Items from a dataset
########

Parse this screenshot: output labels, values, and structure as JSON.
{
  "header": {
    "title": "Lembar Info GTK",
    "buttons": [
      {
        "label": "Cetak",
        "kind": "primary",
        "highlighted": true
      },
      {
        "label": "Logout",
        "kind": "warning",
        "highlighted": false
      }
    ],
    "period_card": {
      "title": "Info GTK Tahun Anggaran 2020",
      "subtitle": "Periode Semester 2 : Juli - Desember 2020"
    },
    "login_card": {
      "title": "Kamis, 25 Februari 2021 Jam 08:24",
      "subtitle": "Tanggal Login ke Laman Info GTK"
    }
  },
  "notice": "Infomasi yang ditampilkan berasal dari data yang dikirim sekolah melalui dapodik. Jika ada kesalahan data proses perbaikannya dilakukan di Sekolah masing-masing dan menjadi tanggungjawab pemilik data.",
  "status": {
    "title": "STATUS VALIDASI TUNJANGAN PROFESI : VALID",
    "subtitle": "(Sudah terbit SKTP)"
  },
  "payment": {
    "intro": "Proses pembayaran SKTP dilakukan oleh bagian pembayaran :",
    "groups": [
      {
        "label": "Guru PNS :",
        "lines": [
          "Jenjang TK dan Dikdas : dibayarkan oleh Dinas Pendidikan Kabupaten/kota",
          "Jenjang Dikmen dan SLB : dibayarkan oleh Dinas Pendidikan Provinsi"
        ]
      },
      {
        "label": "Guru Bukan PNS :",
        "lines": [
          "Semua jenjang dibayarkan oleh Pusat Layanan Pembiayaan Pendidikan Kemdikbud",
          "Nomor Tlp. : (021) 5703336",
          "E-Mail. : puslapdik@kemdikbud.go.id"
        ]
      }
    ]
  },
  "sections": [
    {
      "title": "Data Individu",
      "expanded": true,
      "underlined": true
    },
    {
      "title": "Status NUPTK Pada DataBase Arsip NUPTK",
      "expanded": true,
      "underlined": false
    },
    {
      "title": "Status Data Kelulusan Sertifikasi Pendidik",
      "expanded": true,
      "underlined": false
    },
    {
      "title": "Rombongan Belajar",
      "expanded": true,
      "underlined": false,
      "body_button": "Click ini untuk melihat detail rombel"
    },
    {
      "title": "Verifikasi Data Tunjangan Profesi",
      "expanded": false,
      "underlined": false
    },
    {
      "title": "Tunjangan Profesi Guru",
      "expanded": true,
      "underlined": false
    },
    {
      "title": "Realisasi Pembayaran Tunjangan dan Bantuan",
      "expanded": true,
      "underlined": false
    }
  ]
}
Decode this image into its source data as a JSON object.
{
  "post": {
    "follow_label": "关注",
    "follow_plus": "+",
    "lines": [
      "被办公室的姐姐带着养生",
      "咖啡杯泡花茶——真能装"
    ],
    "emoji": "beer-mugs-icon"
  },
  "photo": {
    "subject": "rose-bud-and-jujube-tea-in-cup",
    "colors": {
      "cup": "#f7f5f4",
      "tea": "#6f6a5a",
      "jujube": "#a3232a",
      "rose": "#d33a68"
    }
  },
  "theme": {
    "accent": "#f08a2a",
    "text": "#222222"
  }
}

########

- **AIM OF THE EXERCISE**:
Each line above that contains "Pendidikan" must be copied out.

- **TASK ANSWER**:
          "Jenjang TK dan Dikdas : dibayarkan oleh Dinas Pendidikan Kabupaten/kota",
          "Jenjang Dikmen dan SLB : dibayarkan oleh Dinas Pendidikan Provinsi"
          "Semua jenjang dibayarkan oleh Pusat Layanan Pembiayaan Pendidikan Kemdikbud",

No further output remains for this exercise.